Poundland stabbing: Trevor Joyce given life sentence for manslaughter
A mental health patient who fatally stabbed a man in a Poundland store has been sentenced to life imprisonment.
Trevor Joyce, 36, attacked Justin Skrebowski with a knife from the store in Abingdon, Oxfordshire, in December.
Joyce had been charged with murder, but admitted manslaughter on the grounds of diminished responsibility.
Mr Skrebowski's family has criticised "blunders, missed opportunities and failed procedures" in Joyce's treatment.
The Old Bailey sentencing hearing was told Joyce, a schizophrenic drug addict, had taken a large knife and carving fork from an aisle at the Bury Street store and knifed Mr Skrebowski in the back on 7 December.

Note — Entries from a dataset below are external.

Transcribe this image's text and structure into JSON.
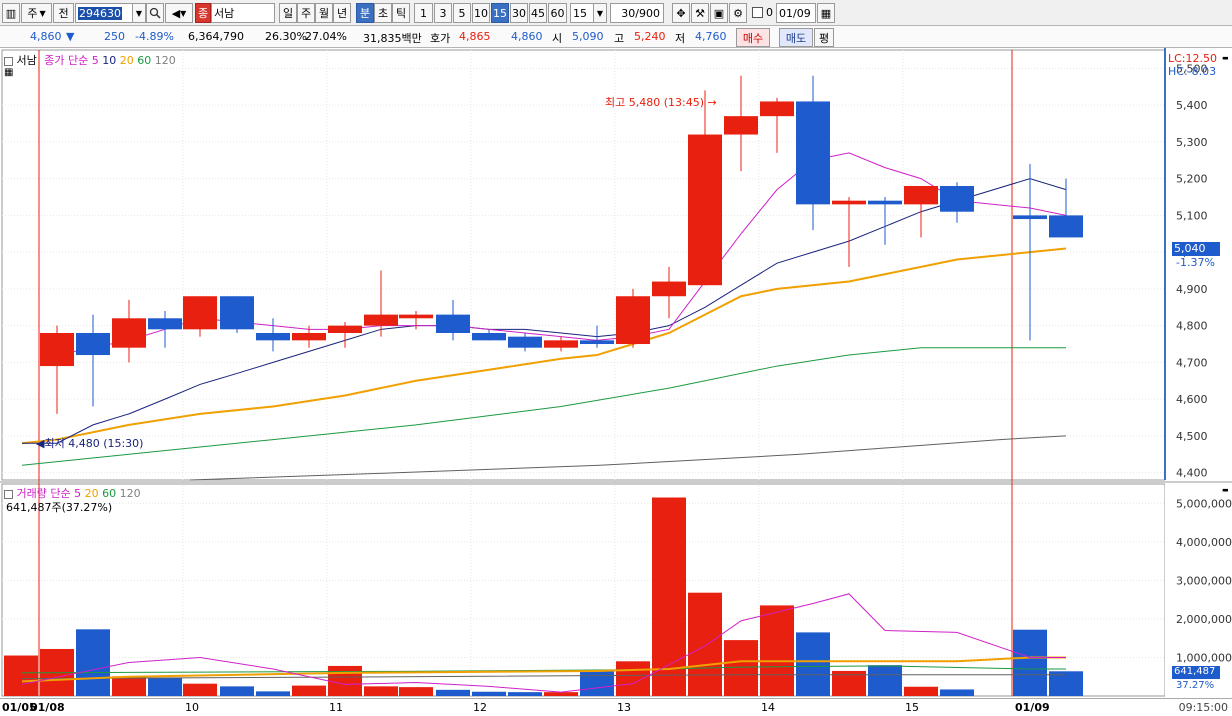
{
  "toolbar": {
    "market_label": "주",
    "price_type_label": "전",
    "code_value": "294630",
    "stock_badge": "종",
    "stock_name": "서남",
    "periods": [
      "일",
      "주",
      "월",
      "년",
      "분",
      "초",
      "틱"
    ],
    "selected_period": "분",
    "intervals": [
      "1",
      "3",
      "5",
      "10",
      "15",
      "30",
      "45",
      "60"
    ],
    "selected_interval": "15",
    "interval_select_value": "15",
    "count_value": "30/900",
    "checkbox_label": "0",
    "date_value": "01/09"
  },
  "quote": {
    "price": "4,860",
    "change_arrow": "▼",
    "change": "250",
    "change_pct": "-4.89%",
    "volume": "6,364,790",
    "turnover_pct": "26.30%",
    "ratio_pct": "27.04%",
    "amount": "31,835백만",
    "ask_label": "호가",
    "ask": "4,865",
    "bid": "4,860",
    "open_label": "시",
    "open": "5,090",
    "high_label": "고",
    "high": "5,240",
    "low_label": "저",
    "low": "4,760",
    "buy_label": "매수",
    "sell_label": "매도",
    "eval_label": "평"
  },
  "price_panel": {
    "stock_label": "서남",
    "ma_label": "종가 단순",
    "ma_periods": [
      "5",
      "10",
      "20",
      "60",
      "120"
    ],
    "lc_label": "LC:12.50",
    "hc_label": "HC:-8.03",
    "current_price_tag": "5,040",
    "current_pct_tag": "-1.37%",
    "high_annotation": "최고 5,480 (13:45)",
    "low_annotation": "최저 4,480 (15:30)"
  },
  "volume_panel": {
    "label": "거래량",
    "ma_label": "단순",
    "ma_periods": [
      "5",
      "20",
      "60",
      "120"
    ],
    "info": "641,487주(37.27%)",
    "current_tag": "641,487",
    "current_pct_tag": "37.27%"
  },
  "x_axis": {
    "labels": [
      "01/05",
      "01/08",
      "10",
      "11",
      "12",
      "13",
      "14",
      "15",
      "01/09"
    ],
    "time_label": "09:15:00"
  },
  "colors": {
    "up": "#e8200f",
    "down": "#1e5bcc",
    "ma5": "#d020c8",
    "ma10": "#1a237e",
    "ma20": "#f0a000",
    "ma60": "#1a9a40",
    "ma120": "#606060"
  },
  "chart_data": {
    "type": "candlestick",
    "price_ticks": [
      4400,
      4500,
      4600,
      4700,
      4800,
      4900,
      5000,
      5100,
      5200,
      5300,
      5400,
      5500
    ],
    "price_range": [
      4380,
      5550
    ],
    "candles": [
      {
        "o": 4690,
        "h": 4800,
        "l": 4560,
        "c": 4780
      },
      {
        "o": 4780,
        "h": 4830,
        "l": 4580,
        "c": 4720
      },
      {
        "o": 4740,
        "h": 4870,
        "l": 4700,
        "c": 4820
      },
      {
        "o": 4820,
        "h": 4840,
        "l": 4740,
        "c": 4790
      },
      {
        "o": 4790,
        "h": 4880,
        "l": 4770,
        "c": 4880
      },
      {
        "o": 4880,
        "h": 4880,
        "l": 4780,
        "c": 4790
      },
      {
        "o": 4780,
        "h": 4820,
        "l": 4730,
        "c": 4760
      },
      {
        "o": 4760,
        "h": 4800,
        "l": 4740,
        "c": 4780
      },
      {
        "o": 4780,
        "h": 4810,
        "l": 4740,
        "c": 4800
      },
      {
        "o": 4800,
        "h": 4950,
        "l": 4770,
        "c": 4830
      },
      {
        "o": 4820,
        "h": 4840,
        "l": 4790,
        "c": 4830
      },
      {
        "o": 4830,
        "h": 4870,
        "l": 4760,
        "c": 4780
      },
      {
        "o": 4780,
        "h": 4790,
        "l": 4760,
        "c": 4760
      },
      {
        "o": 4770,
        "h": 4780,
        "l": 4730,
        "c": 4740
      },
      {
        "o": 4740,
        "h": 4770,
        "l": 4730,
        "c": 4760
      },
      {
        "o": 4760,
        "h": 4800,
        "l": 4740,
        "c": 4750
      },
      {
        "o": 4750,
        "h": 4900,
        "l": 4740,
        "c": 4880
      },
      {
        "o": 4880,
        "h": 4960,
        "l": 4820,
        "c": 4920
      },
      {
        "o": 4910,
        "h": 5440,
        "l": 4910,
        "c": 5320
      },
      {
        "o": 5320,
        "h": 5480,
        "l": 5220,
        "c": 5370
      },
      {
        "o": 5370,
        "h": 5420,
        "l": 5270,
        "c": 5410
      },
      {
        "o": 5410,
        "h": 5480,
        "l": 5060,
        "c": 5130
      },
      {
        "o": 5130,
        "h": 5150,
        "l": 4960,
        "c": 5140
      },
      {
        "o": 5140,
        "h": 5150,
        "l": 5020,
        "c": 5130
      },
      {
        "o": 5130,
        "h": 5180,
        "l": 5040,
        "c": 5180
      },
      {
        "o": 5180,
        "h": 5190,
        "l": 5080,
        "c": 5110
      },
      {
        "o": 5100,
        "h": 5240,
        "l": 4760,
        "c": 5090
      },
      {
        "o": 5100,
        "h": 5200,
        "l": 5040,
        "c": 5040
      }
    ],
    "candle_x": [
      57,
      93,
      129,
      165,
      200,
      237,
      273,
      309,
      345,
      381,
      416,
      453,
      489,
      525,
      561,
      597,
      633,
      669,
      705,
      741,
      777,
      813,
      849,
      885,
      921,
      957,
      1030,
      1066
    ],
    "ma5": {
      "x": [
        57,
        93,
        129,
        165,
        200,
        237,
        273,
        309,
        345,
        381,
        416,
        453,
        489,
        525,
        561,
        597,
        633,
        669,
        705,
        741,
        777,
        813,
        849,
        885,
        921,
        957,
        1030,
        1066
      ],
      "y": [
        4720,
        4740,
        4760,
        4790,
        4820,
        4810,
        4800,
        4790,
        4790,
        4800,
        4800,
        4800,
        4790,
        4780,
        4770,
        4760,
        4770,
        4790,
        4920,
        5050,
        5170,
        5250,
        5270,
        5230,
        5200,
        5140,
        5120,
        5100
      ]
    },
    "ma10": {
      "x": [
        22,
        57,
        93,
        129,
        165,
        200,
        237,
        273,
        309,
        345,
        381,
        416,
        453,
        489,
        525,
        561,
        597,
        633,
        669,
        705,
        741,
        777,
        813,
        849,
        885,
        921,
        1030,
        1066
      ],
      "y": [
        4480,
        4480,
        4530,
        4560,
        4600,
        4640,
        4670,
        4700,
        4730,
        4760,
        4790,
        4800,
        4800,
        4790,
        4790,
        4780,
        4770,
        4780,
        4800,
        4850,
        4910,
        4970,
        5000,
        5030,
        5070,
        5110,
        5200,
        5170
      ]
    },
    "ma20": {
      "x": [
        22,
        57,
        129,
        200,
        273,
        345,
        416,
        489,
        561,
        597,
        633,
        669,
        705,
        741,
        777,
        849,
        921,
        957,
        1030,
        1066
      ],
      "y": [
        4480,
        4490,
        4530,
        4560,
        4580,
        4610,
        4650,
        4680,
        4710,
        4720,
        4750,
        4780,
        4830,
        4880,
        4900,
        4920,
        4960,
        4980,
        5000,
        5010
      ]
    },
    "ma60": {
      "x": [
        22,
        129,
        273,
        416,
        561,
        669,
        777,
        849,
        921,
        957,
        1030,
        1066
      ],
      "y": [
        4420,
        4450,
        4490,
        4530,
        4580,
        4630,
        4690,
        4720,
        4740,
        4740,
        4740,
        4740
      ]
    },
    "ma120": {
      "x": [
        190,
        400,
        600,
        800,
        1000,
        1066
      ],
      "y": [
        4380,
        4400,
        4420,
        4450,
        4490,
        4500
      ]
    },
    "volume_ticks": [
      1000,
      2000,
      3000,
      4000,
      5000
    ],
    "volume_range": [
      0,
      5500
    ],
    "volumes": [
      1050,
      1220,
      1730,
      510,
      480,
      320,
      250,
      120,
      270,
      780,
      250,
      230,
      160,
      110,
      100,
      100,
      650,
      900,
      5150,
      2680,
      1450,
      2350,
      1650,
      650,
      800,
      240,
      170,
      1720,
      641
    ],
    "volume_x": [
      21,
      57,
      93,
      129,
      165,
      200,
      237,
      273,
      309,
      345,
      381,
      416,
      453,
      489,
      525,
      561,
      597,
      633,
      669,
      705,
      741,
      777,
      813,
      849,
      885,
      921,
      957,
      1030,
      1066
    ],
    "volume_ma5": {
      "x": [
        22,
        129,
        200,
        273,
        345,
        416,
        489,
        561,
        633,
        705,
        741,
        813,
        849,
        885,
        957,
        1030,
        1066
      ],
      "y": [
        300,
        870,
        1000,
        700,
        300,
        350,
        250,
        100,
        320,
        1300,
        1950,
        2400,
        2650,
        1700,
        1650,
        1000,
        1000
      ]
    },
    "volume_ma20": {
      "x": [
        22,
        129,
        345,
        597,
        669,
        741,
        849,
        957,
        1030,
        1066
      ],
      "y": [
        380,
        500,
        600,
        650,
        700,
        900,
        900,
        900,
        1000,
        1000
      ]
    },
    "volume_ma60": {
      "x": [
        22,
        200,
        400,
        633,
        741,
        885,
        1030,
        1066
      ],
      "y": [
        600,
        620,
        640,
        680,
        750,
        780,
        700,
        700
      ]
    },
    "volume_ma120": {
      "x": [
        22,
        400,
        741,
        1066
      ],
      "y": [
        450,
        500,
        550,
        550
      ]
    }
  }
}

The 61-year-old antiques dealer had been buying balloons for his wife's birthday.
Joyce, of Franklyn Close, Abingdon, also pleaded guilty at a hearing last month to two counts of making threats to kill, one count of causing actual bodily harm and one count of making threats with offensive weapons.
He was ordered to serve at least nine years.
Mr Skrebowski's widow Gulsen Alkan broke down in tears as she described the emotional and financial burden of bringing up their four-year-old twins without him.
He was described in court as an "extraordinarily generous man" with a "ready sense of humour".
After the hearing, a statement released on behalf of Mr Skrebowski's family criticised Joyce's treatment.
"Given what was known by the authorities of the state of Joyce's mind at the time, it is incomprehensible to us that he was left at large in the community," it read.
"Justin died on his wife's birthday as a direct result of the minimally-supervised release of a very sick man."
Investigating officer Det Insp Stuart Blaik, from the Major Crime unit, described the attack as "random" and "callous".
As Joyce rampaged through the shop brandishing the bloodied weapon, he shouted at shoppers and staff: "This is what you get."
He then ran out of the shop and threatened elderly residents sitting on benches.
Mobile phone footage played in court chronicled Joyce's progress through the streets, shouting and swearing, before being brought down by police with stun guns.
Tracey Johnson-Brown of Thames and Chiltern Crown Prosecution Service (CPS) said: "The witnesses were utterly unprepared for what they saw, some of them acted courageously in their efforts to save Justin's life and detain Joyce despite the obvious risks to themselves."
The court heard Joyce had a long history of drug abuse which made his schizophrenia symptoms worse.
He was first diagnosed in 2003 and was prescribed anti-psychotic drugs.
The court heard he was sectioned for a month in the June prior to that attack.
In October 2015, Joyce told a doctor that he was hearing voices and had wanted to stab a noisy neighbour. He was admitted to hospital but discharged a week later. Despite a medic believing he was a threat, a decision was taken not to section Joyce.
Julian Hendy, of the Hundred Families charity - which supports families of those killed by someone with mental illness, said such cases were happening "far too often".
"We are calling for these regular failings to be addressed urgently in mental health trusts around the country in order to prevent further innocent people from losing their lives," he added.